Each line of the data below that holds the word "verticale" is to be reported in full.

══ ENTRIES SHOWN

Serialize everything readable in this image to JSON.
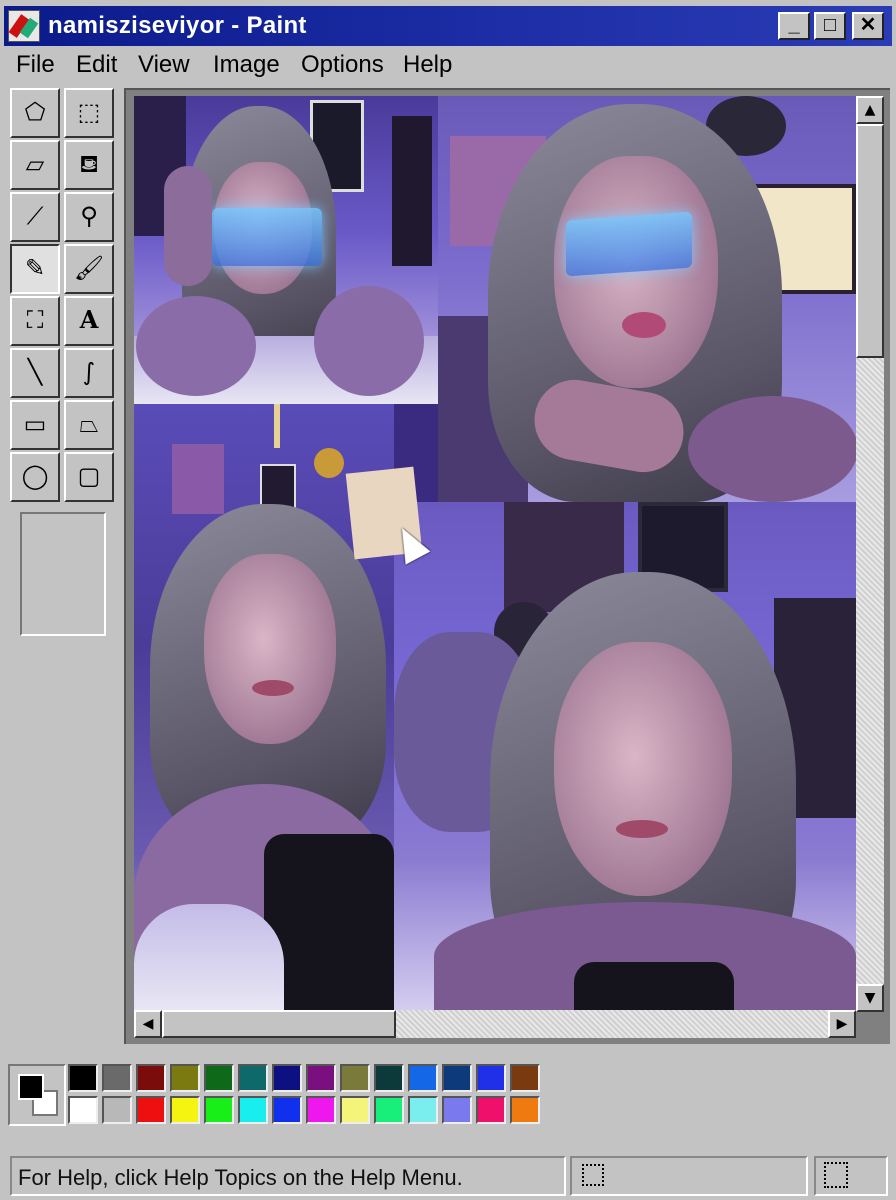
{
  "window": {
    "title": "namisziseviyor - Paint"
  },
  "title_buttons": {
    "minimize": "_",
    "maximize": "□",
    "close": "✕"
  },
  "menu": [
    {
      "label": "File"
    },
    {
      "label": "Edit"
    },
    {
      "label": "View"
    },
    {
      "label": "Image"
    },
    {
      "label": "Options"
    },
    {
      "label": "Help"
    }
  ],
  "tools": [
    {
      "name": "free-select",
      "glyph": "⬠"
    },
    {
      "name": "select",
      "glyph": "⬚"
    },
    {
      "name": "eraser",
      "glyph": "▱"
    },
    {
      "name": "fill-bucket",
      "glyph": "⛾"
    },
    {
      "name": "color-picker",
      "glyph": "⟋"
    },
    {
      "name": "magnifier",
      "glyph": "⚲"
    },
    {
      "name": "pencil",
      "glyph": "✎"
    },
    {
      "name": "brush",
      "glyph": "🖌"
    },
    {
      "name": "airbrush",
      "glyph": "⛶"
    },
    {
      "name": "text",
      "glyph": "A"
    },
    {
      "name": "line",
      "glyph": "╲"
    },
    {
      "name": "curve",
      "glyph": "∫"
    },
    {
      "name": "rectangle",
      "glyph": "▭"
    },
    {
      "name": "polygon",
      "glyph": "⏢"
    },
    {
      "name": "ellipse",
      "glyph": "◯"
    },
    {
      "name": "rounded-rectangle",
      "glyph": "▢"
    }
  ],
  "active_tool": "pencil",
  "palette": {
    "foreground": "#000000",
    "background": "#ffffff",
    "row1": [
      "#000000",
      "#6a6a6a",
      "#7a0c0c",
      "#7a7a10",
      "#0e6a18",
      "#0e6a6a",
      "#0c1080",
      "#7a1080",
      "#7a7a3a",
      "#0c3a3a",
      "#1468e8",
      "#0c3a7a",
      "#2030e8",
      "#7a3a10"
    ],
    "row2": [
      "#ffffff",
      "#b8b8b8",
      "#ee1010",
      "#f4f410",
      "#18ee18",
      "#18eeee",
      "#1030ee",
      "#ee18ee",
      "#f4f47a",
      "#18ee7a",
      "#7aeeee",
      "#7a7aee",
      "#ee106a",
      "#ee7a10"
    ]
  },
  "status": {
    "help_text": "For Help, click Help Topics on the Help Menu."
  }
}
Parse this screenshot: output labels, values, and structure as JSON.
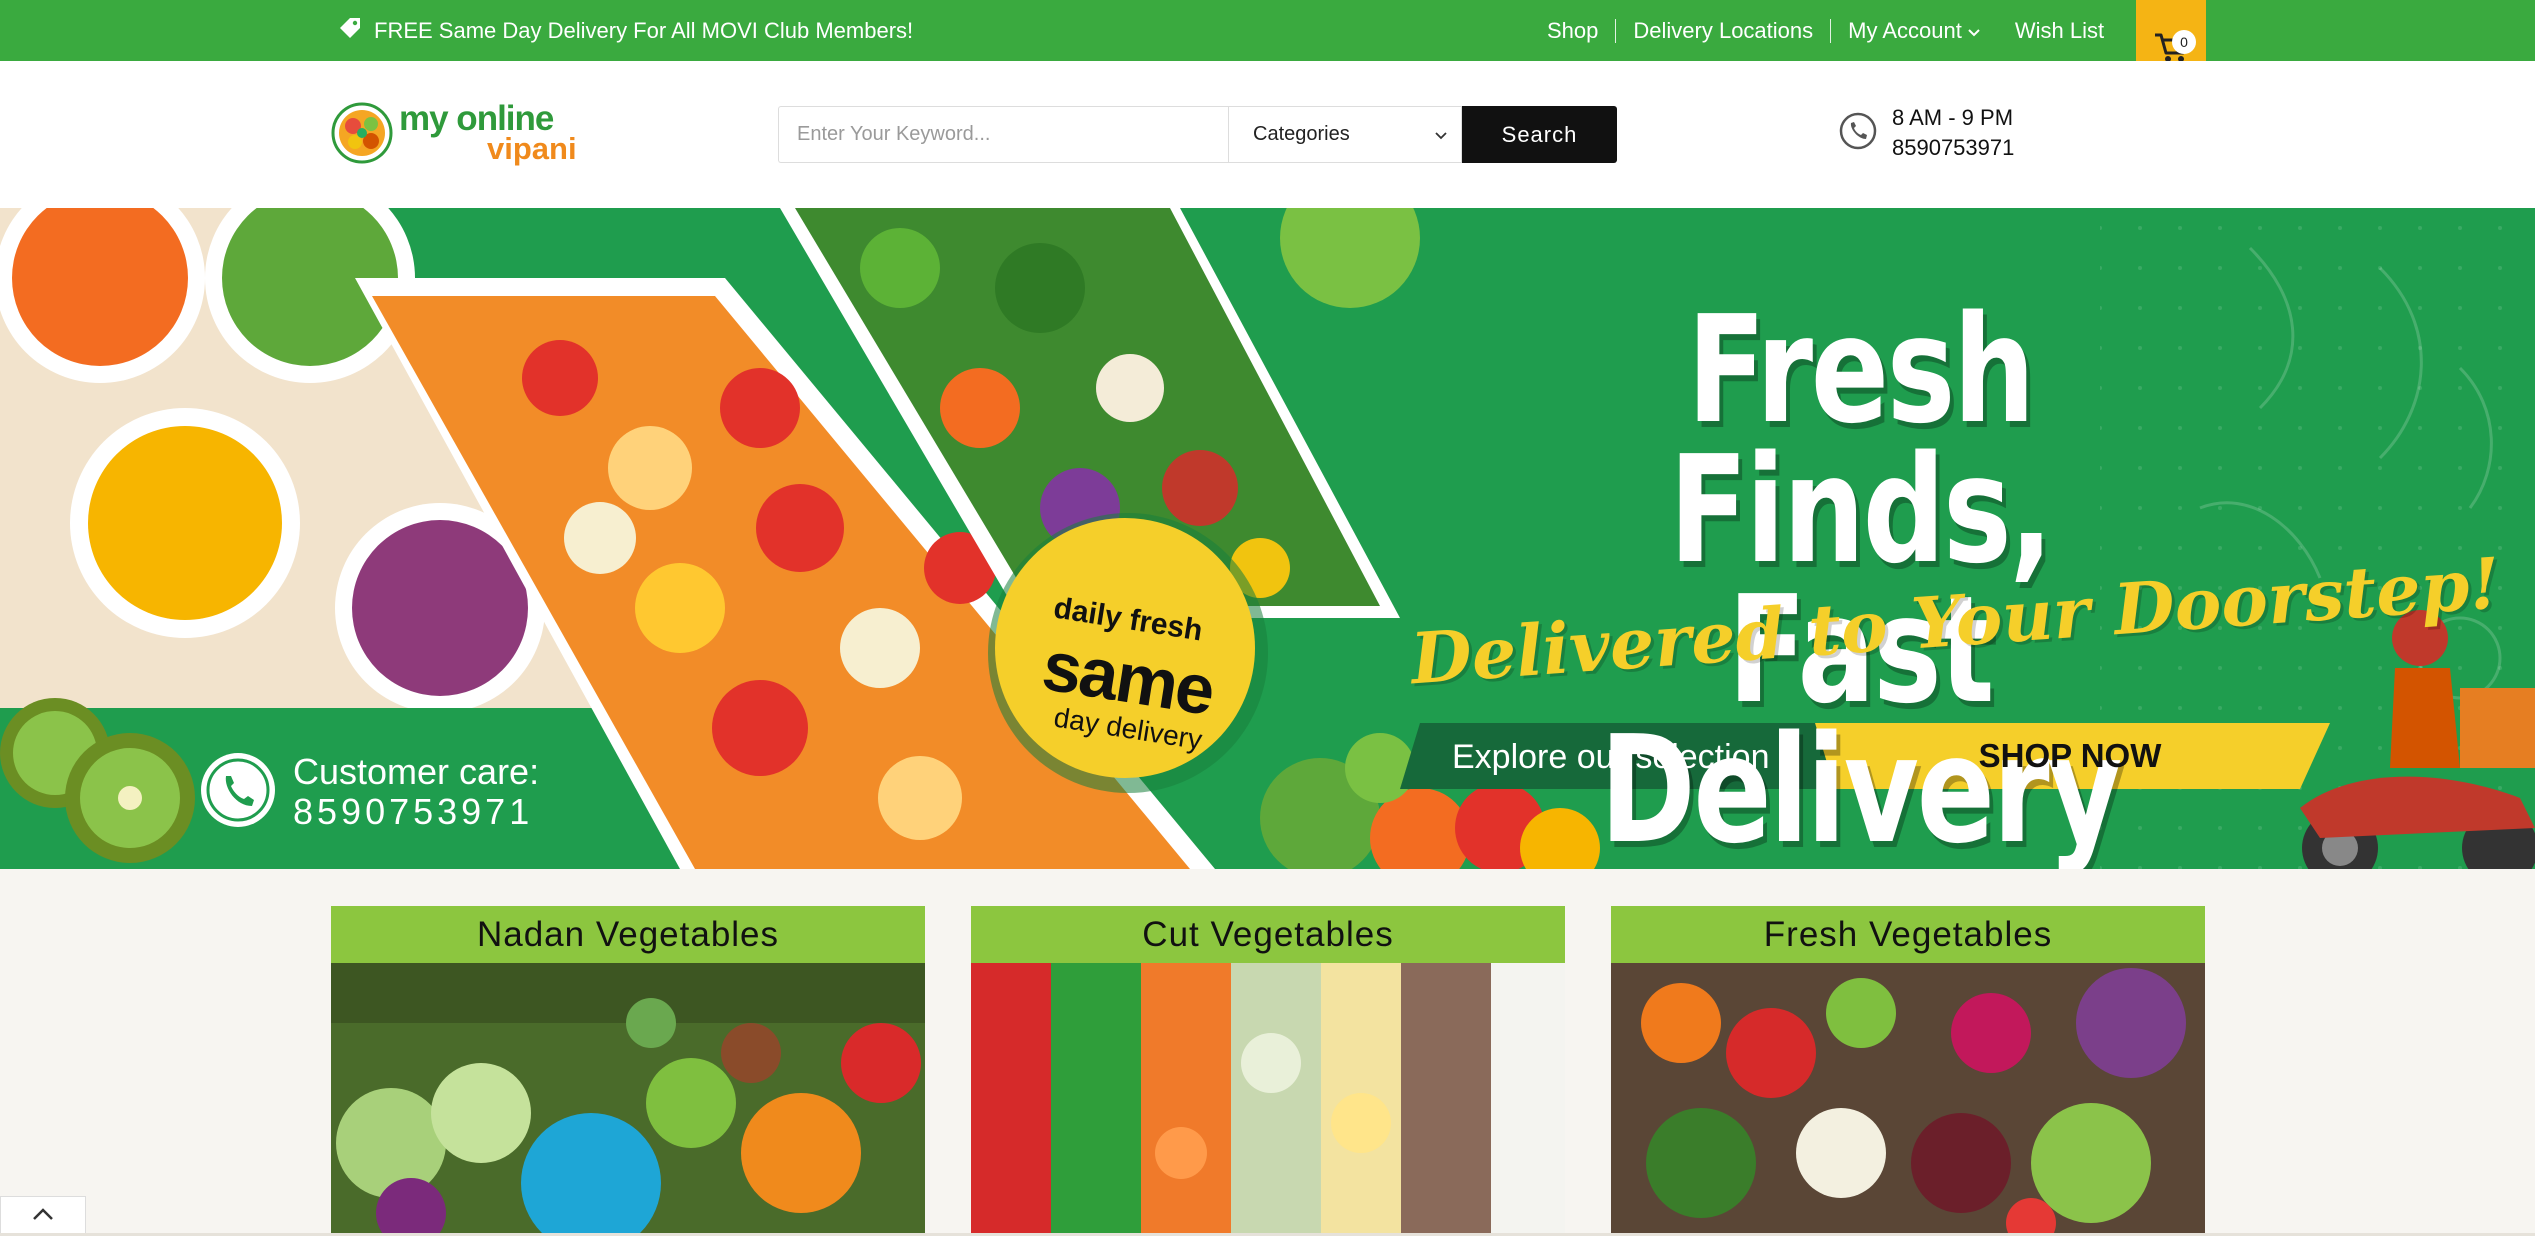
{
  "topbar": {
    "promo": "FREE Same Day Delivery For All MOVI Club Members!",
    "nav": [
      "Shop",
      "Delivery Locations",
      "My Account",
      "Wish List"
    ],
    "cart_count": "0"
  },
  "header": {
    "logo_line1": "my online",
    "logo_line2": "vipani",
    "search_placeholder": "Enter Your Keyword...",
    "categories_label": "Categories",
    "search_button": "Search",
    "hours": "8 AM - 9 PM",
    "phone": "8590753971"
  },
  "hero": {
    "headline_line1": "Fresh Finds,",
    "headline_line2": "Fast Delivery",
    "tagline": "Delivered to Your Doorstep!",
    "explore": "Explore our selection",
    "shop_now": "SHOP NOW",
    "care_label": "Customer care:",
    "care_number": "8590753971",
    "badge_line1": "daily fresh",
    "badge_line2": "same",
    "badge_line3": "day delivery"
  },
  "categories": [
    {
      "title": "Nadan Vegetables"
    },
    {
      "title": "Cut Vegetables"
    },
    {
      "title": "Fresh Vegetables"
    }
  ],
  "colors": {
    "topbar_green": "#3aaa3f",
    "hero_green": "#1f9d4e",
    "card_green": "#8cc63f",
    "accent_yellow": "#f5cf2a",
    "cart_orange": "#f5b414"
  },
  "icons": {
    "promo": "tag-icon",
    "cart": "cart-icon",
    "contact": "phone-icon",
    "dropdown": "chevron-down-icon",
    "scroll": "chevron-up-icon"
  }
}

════
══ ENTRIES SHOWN

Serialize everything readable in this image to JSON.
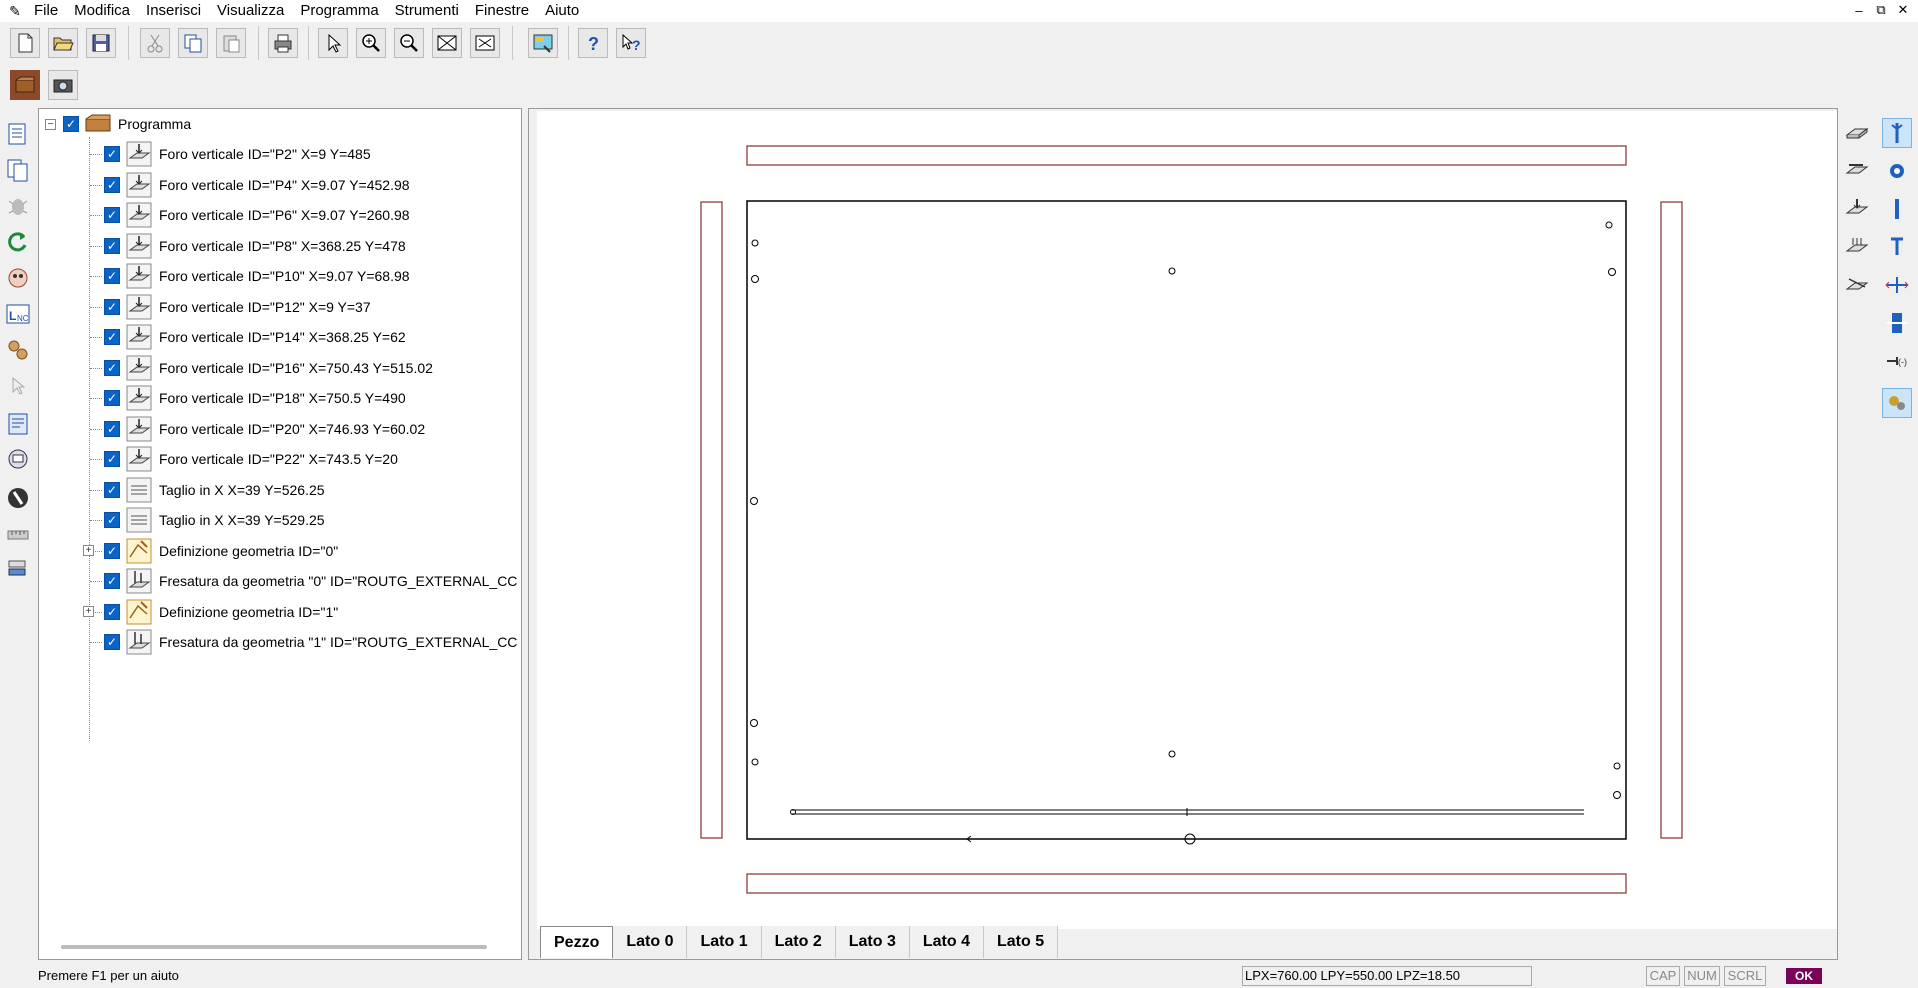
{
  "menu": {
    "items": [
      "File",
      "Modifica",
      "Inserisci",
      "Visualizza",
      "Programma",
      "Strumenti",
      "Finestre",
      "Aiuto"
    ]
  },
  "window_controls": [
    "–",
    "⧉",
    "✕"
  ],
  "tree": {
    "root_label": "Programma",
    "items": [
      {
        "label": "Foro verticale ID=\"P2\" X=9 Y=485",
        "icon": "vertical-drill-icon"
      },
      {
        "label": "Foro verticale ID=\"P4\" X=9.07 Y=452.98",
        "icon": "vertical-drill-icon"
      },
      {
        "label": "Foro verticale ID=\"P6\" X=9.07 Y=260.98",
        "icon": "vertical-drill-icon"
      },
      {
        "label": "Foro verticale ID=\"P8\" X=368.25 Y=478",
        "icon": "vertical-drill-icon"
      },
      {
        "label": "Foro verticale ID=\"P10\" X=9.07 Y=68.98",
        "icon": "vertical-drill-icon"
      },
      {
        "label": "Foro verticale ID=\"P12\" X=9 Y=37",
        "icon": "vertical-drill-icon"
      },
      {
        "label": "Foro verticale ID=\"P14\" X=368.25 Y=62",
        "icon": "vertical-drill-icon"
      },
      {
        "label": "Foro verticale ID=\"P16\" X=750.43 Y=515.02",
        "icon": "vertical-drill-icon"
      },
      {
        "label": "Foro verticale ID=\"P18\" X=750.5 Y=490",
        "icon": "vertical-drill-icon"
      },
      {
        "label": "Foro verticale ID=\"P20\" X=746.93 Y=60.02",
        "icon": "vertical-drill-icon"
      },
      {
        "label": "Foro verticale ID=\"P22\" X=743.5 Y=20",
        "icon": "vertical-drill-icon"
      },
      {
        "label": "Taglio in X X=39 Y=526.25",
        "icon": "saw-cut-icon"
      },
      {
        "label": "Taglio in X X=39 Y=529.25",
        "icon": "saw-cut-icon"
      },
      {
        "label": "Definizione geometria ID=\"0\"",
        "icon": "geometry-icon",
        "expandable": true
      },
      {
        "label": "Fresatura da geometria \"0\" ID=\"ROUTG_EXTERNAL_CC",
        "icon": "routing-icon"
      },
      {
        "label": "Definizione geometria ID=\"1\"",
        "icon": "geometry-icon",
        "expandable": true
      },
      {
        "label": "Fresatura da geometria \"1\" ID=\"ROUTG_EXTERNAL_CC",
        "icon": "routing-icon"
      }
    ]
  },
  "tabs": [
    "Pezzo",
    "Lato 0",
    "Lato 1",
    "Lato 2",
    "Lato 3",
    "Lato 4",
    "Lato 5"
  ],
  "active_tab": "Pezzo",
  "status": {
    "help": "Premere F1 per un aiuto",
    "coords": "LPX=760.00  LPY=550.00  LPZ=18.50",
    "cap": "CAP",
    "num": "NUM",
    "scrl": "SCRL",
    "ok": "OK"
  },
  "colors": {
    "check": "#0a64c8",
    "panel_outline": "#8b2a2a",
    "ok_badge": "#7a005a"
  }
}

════

THE COMPLETED TASK ::
        "label": "Foro verticale ID=\"P2\" X=9 Y=485",
        "label": "Foro verticale ID=\"P4\" X=9.07 Y=452.98",
        "label": "Foro verticale ID=\"P6\" X=9.07 Y=260.98",
        "label": "Foro verticale ID=\"P8\" X=368.25 Y=478",
        "label": "Foro verticale ID=\"P10\" X=9.07 Y=68.98",
        "label": "Foro verticale ID=\"P12\" X=9 Y=37",
        "label": "Foro verticale ID=\"P14\" X=368.25 Y=62",
        "label": "Foro verticale ID=\"P16\" X=750.43 Y=515.02",
        "label": "Foro verticale ID=\"P18\" X=750.5 Y=490",
        "label": "Foro verticale ID=\"P20\" X=746.93 Y=60.02",
        "label": "Foro verticale ID=\"P22\" X=743.5 Y=20",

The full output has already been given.